Research shows that popular employees are more likely to get hired, promoted and earn larger salaries. Sounds like high school, doesn't it?
But it depends on the kind of popularity you have that could help or hinder you. Status-seeking behavior, which is geared toward gaining social power and attention, often leads to loneliness and relationship problems. You don't want that.
Instead, work on your likeability, which involves making others feel valued. Those with high levels of likeability are less likely to experience problems with addiction, anxiety and depression.
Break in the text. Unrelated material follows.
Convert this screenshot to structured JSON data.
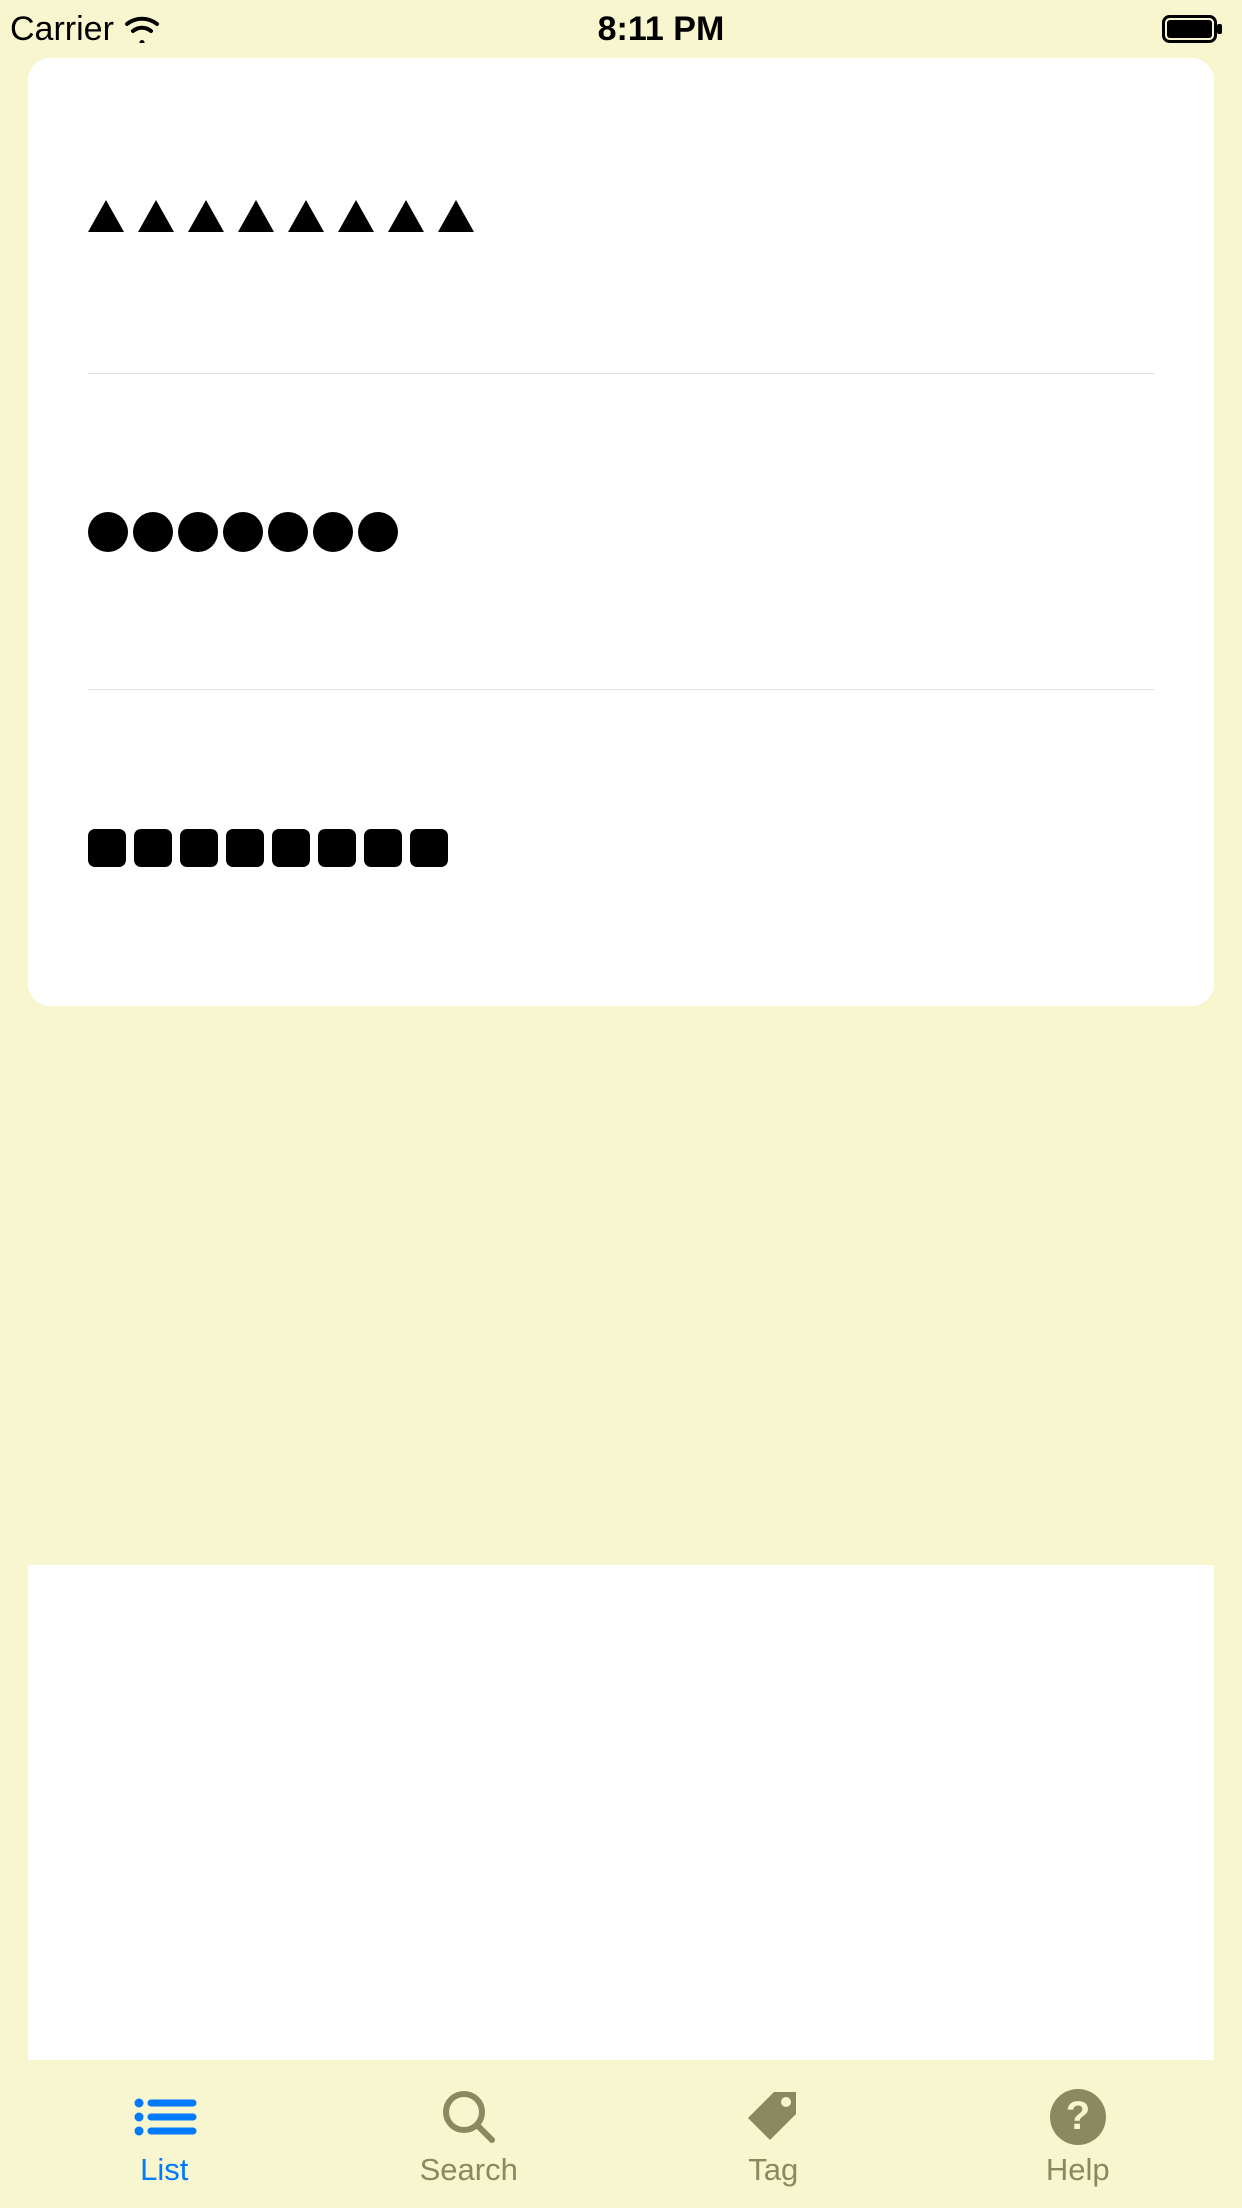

So, listen when people talk to you...smile...say hi in the halls.
Think of it like this: you're not going for likes and retweets. You're going for people to like YOU! It's like the Kardashians vs. Sandra Bullock or Reese Witherspoon. The Kardashians have a lot of followers, but are they liked? Not really. They were the mean girls in school. But Sandra and Reese are the ones people liked in school (both guys AND girls), that people wanted to hang out with. THAT is the kind of popularity you want to go for.
(BBC) Photo: Getty/Caiaimage/Robert Daly